You dictate exactly when to take these distributions and at what amounts.
They dictate exactly what their share will be depending on how much you take.

If anyone else invited you into this kind of partnership, would you accept?

Which is a better deal: IUL vs 401(k) in terms of taxes?

Why send your money to federal prison with so many rules and restrictions, especially when the warden can change the terms of your sentence with a stroke of a pen?

Think of how many times both tax rates and distribution rules have changed over the years. You’ll almost certainly put your money in a 401(k) with one set of assumptions, and take it out later with a completely different set of variables you have absolutely no control over.

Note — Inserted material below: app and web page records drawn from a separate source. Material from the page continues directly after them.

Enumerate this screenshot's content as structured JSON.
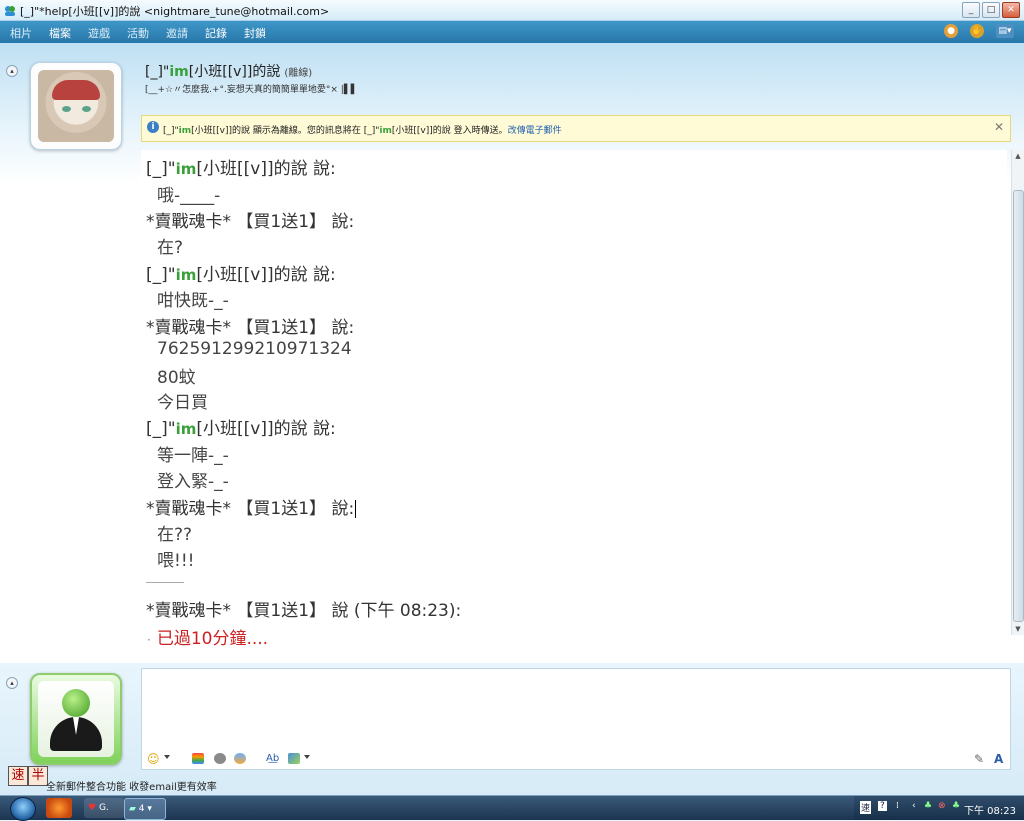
{
  "window": {
    "title": "[_]\"*help[小班[[v]]的說 <nightmare_tune@hotmail.com>"
  },
  "menu": {
    "items": [
      "相片",
      "檔案",
      "遊戲",
      "活動",
      "邀請",
      "記錄",
      "封鎖"
    ]
  },
  "contact": {
    "name_prefix": "[_]\"",
    "name_im": "im",
    "name_suffix": "[小班[[v]]的說",
    "status": "(離線)",
    "personal_message": "[__+☆〃怎麼我.+°.妄想天真的簡簡單單地愛°× |▌▌"
  },
  "infobar": {
    "text_prefix": "[_]\"",
    "text_im": "im",
    "text_mid": "[小班[[v]]的說 顯示為離線。您的訊息將在 [_]\"",
    "text_im2": "im",
    "text_end": "[小班[[v]]的說 登入時傳送。",
    "link": "改傳電子郵件"
  },
  "conversation": {
    "contact_prefix": "[_]\"",
    "contact_im": "im",
    "contact_suffix": "[小班[[v]]的說 說:",
    "me_header": "*賣戰魂卡* 【買1送1】 說:",
    "msg1": "哦-____-",
    "msg2": "在?",
    "msg3": "咁快既-_-",
    "msg4": "762591299210971324",
    "msg5": "80蚊",
    "msg6": "今日買",
    "msg7": "等一陣-_-",
    "msg8": "登入緊-_-",
    "msg9": "在??",
    "msg10": "喂!!!",
    "last_header": "*賣戰魂卡* 【買1送1】 說 (下午 08:23):",
    "alert_dot": "·",
    "alert": "已過10分鐘...."
  },
  "ime": {
    "mode1": "速",
    "mode2": "半"
  },
  "ad": {
    "text": "全新郵件整合功能  收發email更有效率"
  },
  "taskbar": {
    "task1_label": "G.",
    "task2_label": "4",
    "clock": "下午 08:23"
  },
  "colors": {
    "menubar": "#2f86bc",
    "alert_text": "#cc2222",
    "infobar_bg": "#fffbd6",
    "im_green": "#3aa03a"
  },
  "icons": [
    "app-icon",
    "minimize-icon",
    "maximize-icon",
    "close-icon",
    "emoticon-icon",
    "wink-icon",
    "nudge-icon",
    "font-icon",
    "color-icon",
    "start-orb-icon"
  ]
}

Did you even realize that everybody’s tax rates are set to revert to the 2017 brackets at the end of 2025?

Historic Tax Brackets

Looking at this graphic we can see that even the lowest tax brackets were raised when the US was in dire need of tax revenue after World Wars. This time we just have a massive national debt issue. As we discussed before, tax rates are set to rise for almost everybody at the end of 2025.

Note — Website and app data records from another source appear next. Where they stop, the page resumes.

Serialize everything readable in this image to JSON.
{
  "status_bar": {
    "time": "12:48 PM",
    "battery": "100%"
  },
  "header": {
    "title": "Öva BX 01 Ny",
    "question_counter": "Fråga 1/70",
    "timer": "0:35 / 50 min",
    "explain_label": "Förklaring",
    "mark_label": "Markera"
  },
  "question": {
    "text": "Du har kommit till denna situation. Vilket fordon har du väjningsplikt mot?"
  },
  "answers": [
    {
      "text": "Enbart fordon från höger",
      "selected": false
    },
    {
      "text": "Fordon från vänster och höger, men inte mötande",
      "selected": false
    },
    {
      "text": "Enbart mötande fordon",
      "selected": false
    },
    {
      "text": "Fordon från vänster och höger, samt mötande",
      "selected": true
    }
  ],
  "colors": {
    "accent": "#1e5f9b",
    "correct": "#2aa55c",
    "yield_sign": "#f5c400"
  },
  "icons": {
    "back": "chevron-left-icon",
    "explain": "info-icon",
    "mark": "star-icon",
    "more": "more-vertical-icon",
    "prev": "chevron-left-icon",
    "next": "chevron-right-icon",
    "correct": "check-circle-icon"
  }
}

If you’re in one of the higher tax brackets I can understand maxing your 401(k), especially if you plan to move to a state with lower state tax in retirement (like I plan to do). Otherwise, it’s quite possible you won’t be able to retire in a lower bracket since many folks will lose things like tax credits and deductions for children, mortgage interest, business expenses, etc.

What’s the Catch With IUL?

The catch with IUL is that it is primarily an insurance product with a certain premium obligation. To have it excel for cash value growth and income, the IUL policy must be designed, funded, and monitored properly. Clients should treat Indexed Universal Life as a lifelong commitment to make the most of what it offers.

I highly recommend that any potential buyer of IUL should thoroughly educate themselves about product selection and what-if scenarios before buying IUL.

Also, it’s worth noting that I don’t believe IUL is the end-all-be-all of financial products in general…or even compared to other life insurance products.

It reminds me of the joke asking if Ringo Starr is the best drummer in the world, and comedian Jasper Carrott responding that Ringo wasn’t even the best drummer in the Beatles. 😁😂🤣

I feel the same way about Indexed Universal Life being a tweener product of sorts between its permanent life insurance product peers Whole Life and VUL.

Efficient Frontier of Insurance

Final Word on IUL vs. a 401(k)

Unfortunately, most financial reps and influencers are attached to either pure investments or pure insurance, and their clients suffer as a result. Ironically, these same financial pundits may also be telling you out of the other side of their mouth to diversify.

Complementing a 401(k) plan with IUL may help you be more nimble in managing both asset volatility and adverse tax regimes in retirement. The existence of a non-correlated and tax-exempt asset class like fixed life insurance products can keep you from redeeming more shares in your 401(k) when markets are down and/or taxes are high.

Perhaps more importantly, having a cache of liquidity using fixed life insurance as your own private bank before retirement can create timely investment opportunities or keep you from cashing out a 401(k) for emergencies.

None of this means you shouldn’t do your 401(k), but the question becomes more of when and how much, given its unfavorable rules that can be changed without your control.

Regardless, you should do thorough research and stress-testing of any type of insurance policy before entering into what should be a life-long financial commitment.

John “Hutch” Hutchinson, ChFC®, CLU®, AEP®, EA
Founder of

John “Hutch” Hutchinson is the founder of, an educational site discussing how to maximize the lifetime benefits of both Whole Life Insurance and Indexed Universal Life Insurance by creating your own private family banking mechanism.

Information presented in this article by John “Hutch” Hutchinson is for educational purposes only and does not intend to make an offer or solicitation for the sale or purchase of any specific securities product, insurance products, financial services, or investment strategies. Be sure to first consult with a knowledgeable, ethical, and licensed insurance professional before implementing any strategy or product discussed herein.